Earendel at the helm;
Green waves in the sea moving,
White froth at the prow spuming
Glistening in the sun;
Foam-riders with hair like blossom
And pale arms on the sea's bosom
Chanting wild songs;
Taut ropes like harps tingling,
From far shores a faint singing
On islands in the deep;
The bent sails in the wind billowing,
The loud wind in the sails bellowing,
The road going on for ever,
Earendel at the helm,
His eyes shining, the sea gliding,
To havens in the West.
Earendel (Then Upon a White Horse Sailed Earendel)
(From The Monsters and the Critics and Other Essays)
San ninqeruvisse lutier
kiryasse Earendil or vea,
ar laiqali linqi falmari
langon veakiryo kirier;
wingildin o silqelosseen
kalmainen; i lunte linganer,
tyulmin talalinen aiqalin
kautaron, i suru laustaner.
Then upon a white horse sailed Earendel, upon a ship upon the sea, and the green wet waves the throat of the sea-ship clove. The foam-maidens with blossom-white hair made it shine in the lights of the sun; the boat hummed like a harp-string; the tall masts bent with the sails; the wind 'lausted' (not roared or rushed but made a windy noise).
The Shores of Faery - or (in Old English) Ielfalandes Strand, The Shores of Elfland
(This was one of the oldest poems about Tolkien's mythology.
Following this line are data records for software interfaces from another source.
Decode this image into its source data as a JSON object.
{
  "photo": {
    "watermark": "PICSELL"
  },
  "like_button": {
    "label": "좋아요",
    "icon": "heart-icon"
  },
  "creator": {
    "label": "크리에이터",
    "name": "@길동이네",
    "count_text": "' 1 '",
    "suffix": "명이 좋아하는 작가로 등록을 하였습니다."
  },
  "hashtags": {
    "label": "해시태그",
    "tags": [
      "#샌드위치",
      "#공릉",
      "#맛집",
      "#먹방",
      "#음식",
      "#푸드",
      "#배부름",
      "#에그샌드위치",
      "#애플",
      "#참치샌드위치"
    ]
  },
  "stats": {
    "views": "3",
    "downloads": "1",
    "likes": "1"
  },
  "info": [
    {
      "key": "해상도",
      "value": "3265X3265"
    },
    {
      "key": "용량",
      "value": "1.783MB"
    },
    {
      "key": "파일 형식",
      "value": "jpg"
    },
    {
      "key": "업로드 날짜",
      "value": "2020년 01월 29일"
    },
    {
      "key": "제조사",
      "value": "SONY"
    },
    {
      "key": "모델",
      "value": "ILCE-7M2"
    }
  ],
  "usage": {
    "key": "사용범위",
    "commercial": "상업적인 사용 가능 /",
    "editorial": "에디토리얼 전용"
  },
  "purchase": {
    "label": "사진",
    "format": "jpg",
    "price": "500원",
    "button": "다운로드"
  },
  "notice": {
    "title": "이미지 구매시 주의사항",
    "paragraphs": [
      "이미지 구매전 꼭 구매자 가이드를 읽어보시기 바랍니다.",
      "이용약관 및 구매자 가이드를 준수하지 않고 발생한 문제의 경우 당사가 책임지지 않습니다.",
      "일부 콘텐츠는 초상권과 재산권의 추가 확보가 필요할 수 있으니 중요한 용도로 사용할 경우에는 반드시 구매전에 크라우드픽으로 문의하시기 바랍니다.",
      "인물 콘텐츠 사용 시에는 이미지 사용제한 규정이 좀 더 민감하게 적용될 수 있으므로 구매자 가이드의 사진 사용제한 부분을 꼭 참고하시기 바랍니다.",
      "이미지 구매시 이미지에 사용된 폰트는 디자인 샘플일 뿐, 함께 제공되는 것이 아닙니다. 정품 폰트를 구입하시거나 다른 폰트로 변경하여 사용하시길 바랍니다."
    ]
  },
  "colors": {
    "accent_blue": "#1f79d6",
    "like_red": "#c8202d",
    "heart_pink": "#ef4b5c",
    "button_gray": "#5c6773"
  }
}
He wrote the first of 4 drafts in 1915. From The Book of Lost Tales 2).
East of the Moon, west of the Sun
There stands a lonely hill;
Its feet are in the pale green sea,
Its towers are white and still,
Comes never there but one lone star
That fled before the moon;
And there the Two Trees naked are
That bore Night's silver bloom,
That bore the globed fruit of Noon
There are the shores of Faery
With their moonlit pebbled strand
Whose foam is silver music
On the opalescent floor
Beyond the great sea-shadows
On the marches of the sand
That stretches on for ever
To the dragonheaded door,
The gateway of the Moon,
West of the Sun, east of the Moon
Lies the haven of the star,
The white tower of the Wanderer
And the rocks of Eglamar.
There Wingelot is harboured,
While Earendel looks afar
O'er the darkness of the waters
Between here and Eglamar -
Out, out, beyond Taniquetil
In Valinor, afar.
Visit our smial (home)